"Zimboze 1" stands in stark contrast to the others, focusing on abstraction rather than detail. The blurred black shadow on a white wall might initially come across as elusive, but it's this very obscurity that's its strength. The shadow, devoid of distinct features, becomes a universal symbol, representing any and every individual. It speaks to the fleeting nature of existence, the transient moments that blur past us, and the ephemeral nature of memory and life itself.

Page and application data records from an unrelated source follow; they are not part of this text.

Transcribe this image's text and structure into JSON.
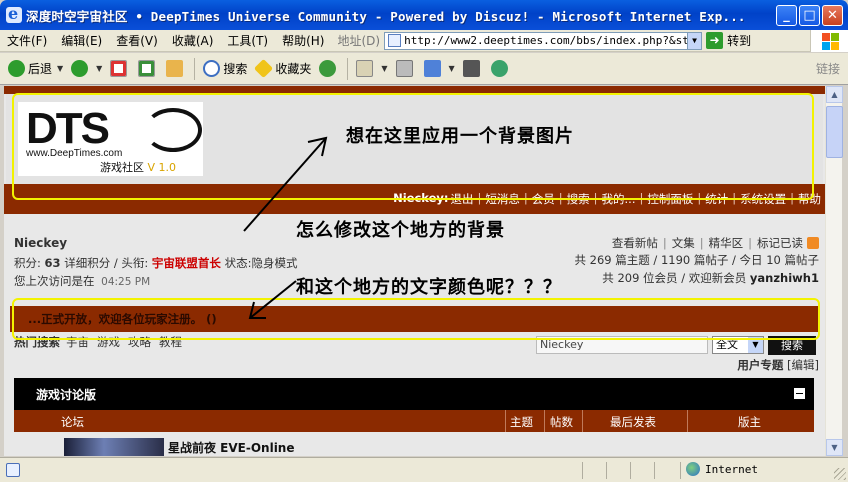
{
  "window": {
    "title": "深度时空宇宙社区 • DeepTimes Universe Community - Powered by Discuz! - Microsoft Internet Exp...",
    "min": "_",
    "max": "□",
    "close": "✕"
  },
  "menu": {
    "items": [
      "文件(F)",
      "编辑(E)",
      "查看(V)",
      "收藏(A)",
      "工具(T)",
      "帮助(H)"
    ],
    "address_label": "地址(D)",
    "address": "http://www2.deeptimes.com/bbs/index.php?&style:",
    "go_label": "转到"
  },
  "toolbar": {
    "back": "后退",
    "search": "搜索",
    "favorites": "收藏夹",
    "links": "链接"
  },
  "colors": {
    "accent": "#8b2a00",
    "annotation": "#f3f300",
    "rank": "#cc0000"
  },
  "site": {
    "logo": {
      "mark": "DTS",
      "url": "www.DeepTimes.com",
      "subtitle": "游戏社区",
      "version": "V 1.0"
    },
    "nav": {
      "user": "Nieckey:",
      "links": [
        "退出",
        "短消息",
        "会员",
        "搜索",
        "我的...",
        "控制面板",
        "统计",
        "系统设置",
        "帮助"
      ]
    },
    "user": {
      "name": "Nieckey",
      "points_label": "积分:",
      "points": "63",
      "points_desc": "详细积分 / 头衔:",
      "rank": "宇宙联盟首长",
      "status_label": "状态:",
      "status": "隐身模式",
      "last_visit_label": "您上次访问是在",
      "last_visit": "04:25 PM"
    },
    "quick_links": [
      "查看新帖",
      "文集",
      "精华区",
      "标记已读"
    ],
    "stats_line1": "共 269 篇主题 / 1190 篇帖子 / 今日 10 篇帖子",
    "stats_line2_prefix": "共 209 位会员 / 欢迎新会员",
    "newest_member": "yanzhiwh1",
    "welcome": "...正式开放，欢迎各位玩家注册。 ()",
    "hot_search": {
      "label": "热门搜索",
      "keywords": [
        "宇宙",
        "游戏",
        "攻略",
        "教程"
      ]
    },
    "search": {
      "value": "Nieckey",
      "scope": "全文",
      "button": "搜索"
    },
    "special": {
      "label": "用户专题",
      "edit": "[编辑]"
    },
    "forum_section": {
      "title": "游戏讨论版",
      "columns": [
        "论坛",
        "主题",
        "帖数",
        "最后发表",
        "版主"
      ],
      "rows": [
        {
          "name": "星战前夜 EVE-Online"
        }
      ]
    }
  },
  "annotations": {
    "bg_image": "想在这里应用一个背景图片",
    "bg_change": "怎么修改这个地方的背景",
    "text_color": "和这个地方的文字颜色呢？？？"
  },
  "status": {
    "zone": "Internet"
  }
}
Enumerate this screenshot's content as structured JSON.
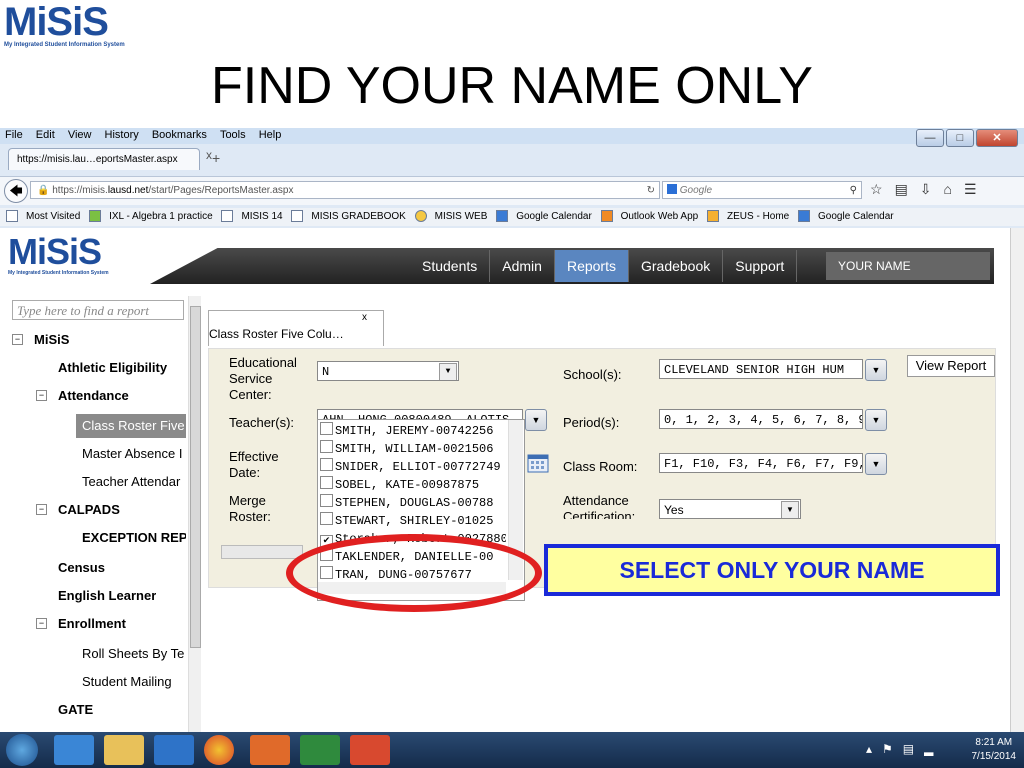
{
  "slide": {
    "logo_word": "MiSiS",
    "logo_subtitle": "My Integrated Student Information System",
    "title": "FIND YOUR NAME ONLY"
  },
  "browser": {
    "menu": [
      "File",
      "Edit",
      "View",
      "History",
      "Bookmarks",
      "Tools",
      "Help"
    ],
    "tab_title": "https://misis.lau…eportsMaster.aspx",
    "tab_close": "x",
    "new_tab": "+",
    "url_prefix": "https://misis.",
    "url_domain": "lausd.net",
    "url_path": "/start/Pages/ReportsMaster.aspx",
    "search_placeholder": "Google",
    "bookmarks": [
      {
        "label": "Most Visited",
        "icon": "bookmark-icon"
      },
      {
        "label": "IXL - Algebra 1 practice",
        "icon": "ixl-icon"
      },
      {
        "label": "MISIS 14",
        "icon": "page-icon"
      },
      {
        "label": "MISIS GRADEBOOK",
        "icon": "page-icon"
      },
      {
        "label": "MISIS WEB",
        "icon": "page-icon"
      },
      {
        "label": "Google Calendar",
        "icon": "calendar-icon"
      },
      {
        "label": "Outlook Web App",
        "icon": "outlook-icon"
      },
      {
        "label": "ZEUS - Home",
        "icon": "zeus-icon"
      },
      {
        "label": "Google Calendar",
        "icon": "calendar-icon"
      }
    ]
  },
  "app": {
    "logo_word": "MiSiS",
    "logo_subtitle": "My Integrated Student Information System",
    "nav": [
      "Students",
      "Admin",
      "Reports",
      "Gradebook",
      "Support"
    ],
    "active_nav": "Reports",
    "user_name": "YOUR NAME"
  },
  "sidebar": {
    "search_placeholder": "Type here to find a report",
    "items": [
      {
        "label": "MiSiS",
        "bold": true
      },
      {
        "label": "Athletic Eligibility",
        "bold": true
      },
      {
        "label": "Attendance",
        "bold": true
      },
      {
        "label": "Class Roster Five",
        "bold": false
      },
      {
        "label": "Master Absence I",
        "bold": false
      },
      {
        "label": "Teacher Attendar",
        "bold": false
      },
      {
        "label": "CALPADS",
        "bold": true
      },
      {
        "label": "EXCEPTION REP",
        "bold": true
      },
      {
        "label": "Census",
        "bold": true
      },
      {
        "label": "English Learner",
        "bold": true
      },
      {
        "label": "Enrollment",
        "bold": true
      },
      {
        "label": "Roll Sheets By Te",
        "bold": false
      },
      {
        "label": "Student Mailing",
        "bold": false
      },
      {
        "label": "GATE",
        "bold": true
      }
    ]
  },
  "report": {
    "tab_title": "Class Roster Five Colu…",
    "tab_close": "x",
    "view_report": "View Report",
    "fields": {
      "esc_label": "Educational Service Center:",
      "esc_value": "N",
      "school_label": "School(s):",
      "school_value": "CLEVELAND SENIOR HIGH HUM",
      "teacher_label": "Teacher(s):",
      "teacher_value": "AHN, HONG-00800489, ALOTIS",
      "period_label": "Period(s):",
      "period_value": "0, 1, 2, 3, 4, 5, 6, 7, 8, 9, 10, 1",
      "effective_label": "Effective Date:",
      "classroom_label": "Class Room:",
      "classroom_value": "F1, F10, F3, F4, F6, F7, F9, G2,",
      "merge_label": "Merge Roster:",
      "attendance_label": "Attendance Certification:",
      "attendance_value": "Yes"
    },
    "teachers": [
      {
        "name": "SMITH, JEREMY-00742256",
        "checked": false
      },
      {
        "name": "SMITH, WILLIAM-0021506",
        "checked": false
      },
      {
        "name": "SNIDER, ELLIOT-00772749",
        "checked": false
      },
      {
        "name": "SOBEL, KATE-00987875",
        "checked": false
      },
      {
        "name": "STEPHEN, DOUGLAS-00788",
        "checked": false
      },
      {
        "name": "STEWART, SHIRLEY-01025",
        "checked": false
      },
      {
        "name": "Storaker, Robert-0027880",
        "checked": true
      },
      {
        "name": "TAKLENDER, DANIELLE-00",
        "checked": false
      },
      {
        "name": "TRAN, DUNG-00757677",
        "checked": false
      }
    ]
  },
  "callout": {
    "text": "SELECT ONLY YOUR NAME",
    "border_color": "#1a2ad8",
    "fill": "#ffffa0",
    "oval_color": "#e02020"
  },
  "taskbar": {
    "time": "8:21 AM",
    "date": "7/15/2014"
  }
}
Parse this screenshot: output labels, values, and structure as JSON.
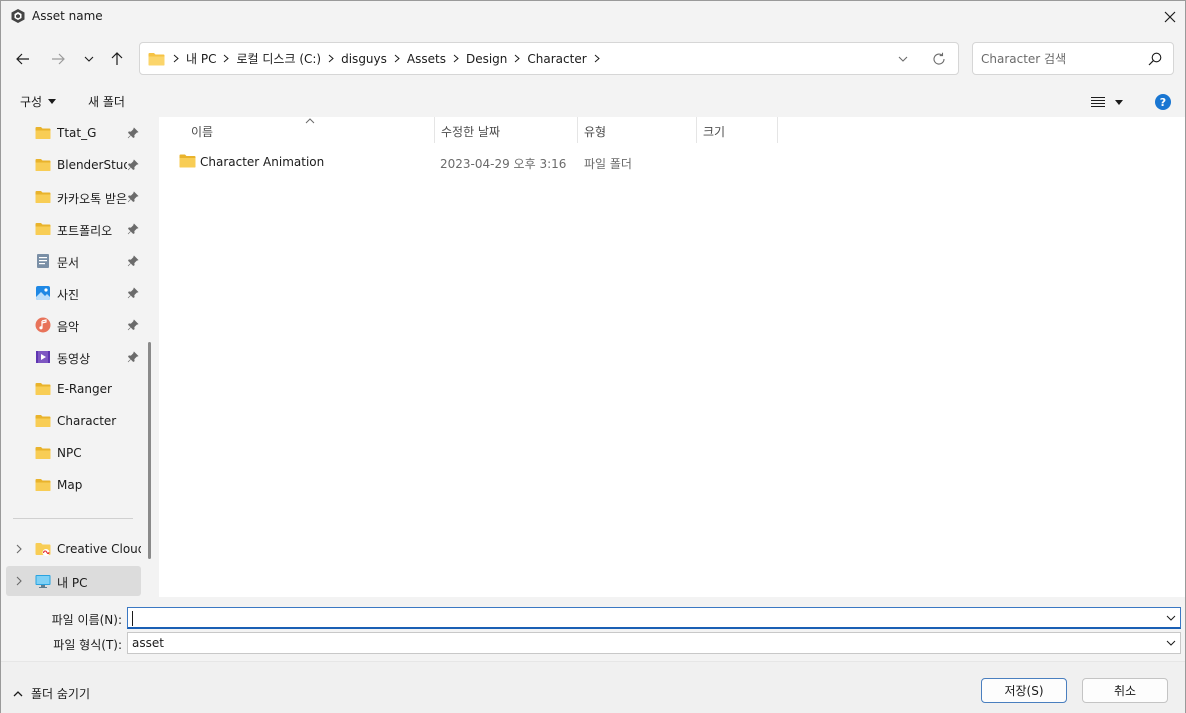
{
  "window": {
    "title": "Asset name"
  },
  "address": {
    "crumbs": [
      "내 PC",
      "로컬 디스크 (C:)",
      "disguys",
      "Assets",
      "Design",
      "Character"
    ]
  },
  "search": {
    "placeholder": "Character 검색"
  },
  "commands": {
    "organize": "구성",
    "new_folder": "새 폴더",
    "help": "?"
  },
  "nav": {
    "items": [
      {
        "label": "Ttat_G",
        "icon": "folder-icon",
        "pinned": true
      },
      {
        "label": "BlenderStudy",
        "icon": "folder-icon",
        "pinned": true
      },
      {
        "label": "카카오톡 받은",
        "icon": "folder-icon",
        "pinned": true
      },
      {
        "label": "포트폴리오",
        "icon": "folder-icon",
        "pinned": true
      },
      {
        "label": "문서",
        "icon": "documents-icon",
        "pinned": true
      },
      {
        "label": "사진",
        "icon": "pictures-icon",
        "pinned": true
      },
      {
        "label": "음악",
        "icon": "music-icon",
        "pinned": true
      },
      {
        "label": "동영상",
        "icon": "videos-icon",
        "pinned": true
      },
      {
        "label": "E-Ranger",
        "icon": "folder-icon",
        "pinned": false
      },
      {
        "label": "Character",
        "icon": "folder-icon",
        "pinned": false
      },
      {
        "label": "NPC",
        "icon": "folder-icon",
        "pinned": false
      },
      {
        "label": "Map",
        "icon": "folder-icon",
        "pinned": false
      }
    ],
    "creative_cloud": "Creative Cloud",
    "this_pc": "내 PC"
  },
  "list": {
    "columns": [
      "이름",
      "수정한 날짜",
      "유형",
      "크기"
    ],
    "rows": [
      {
        "name": "Character Animation",
        "date": "2023-04-29 오후 3:16",
        "type": "파일 폴더",
        "size": ""
      }
    ]
  },
  "form": {
    "filename_label": "파일 이름(N):",
    "filename_value": "",
    "filetype_label": "파일 형식(T):",
    "filetype_value": "asset"
  },
  "footer": {
    "hide_folders": "폴더 숨기기",
    "save": "저장(S)",
    "cancel": "취소"
  },
  "colors": {
    "folder": "#f6c344",
    "accent": "#1976d2"
  }
}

In Zulu, "Vala amehlo" translates to "close your eyes." This piece is both haunting and profound. Multiple hands, wrapped in pristine white bandages, cover the face of a black man. The bandaged hands could be seen as both protective and restrictive. They shield the man from the external world, yet simultaneously blind him, suggesting themes of protection, isolation, and perhaps even self-imposed ignorance. The image is a potent commentary on society's collective response to trauma, often choosing to 'close our eyes' to harsh realities, seeking solace in the cocoon of denial.

A Journey Beyond the Self

While Ukuzihlukanisa begins with Buthelezi’s introspective journey, it soon encompasses a broader spectrum of humanity. By inviting friends into his makeshift studio, he underscores the universality of the questions he grapples with, and in doing so, elevates the series from a personal testament to a collective exploration.

In essence, Buthelezi’s artworks in this series are more than mere photographs. They are visual manifestations of deep introspection, a journey within, and a quest for understanding the dualities of life — light and dark, seen and unseen, transient and eternal. Each piece serves as a reflective mirror, urging viewers to embark on their own introspective journeys. Through these artworks, Buthelezi communicates the complexities of the human experience, especially during a time of global upheaval, reminding us of our inherent resilience, fragility, and the profound spiritual quests that often lie beneath the surface.

As viewers, we are left not just with the stunning imagery, but with an invitation—to reflect, to question, and perhaps, to find our own answers in these uncertain times.

You can find out more on the artist's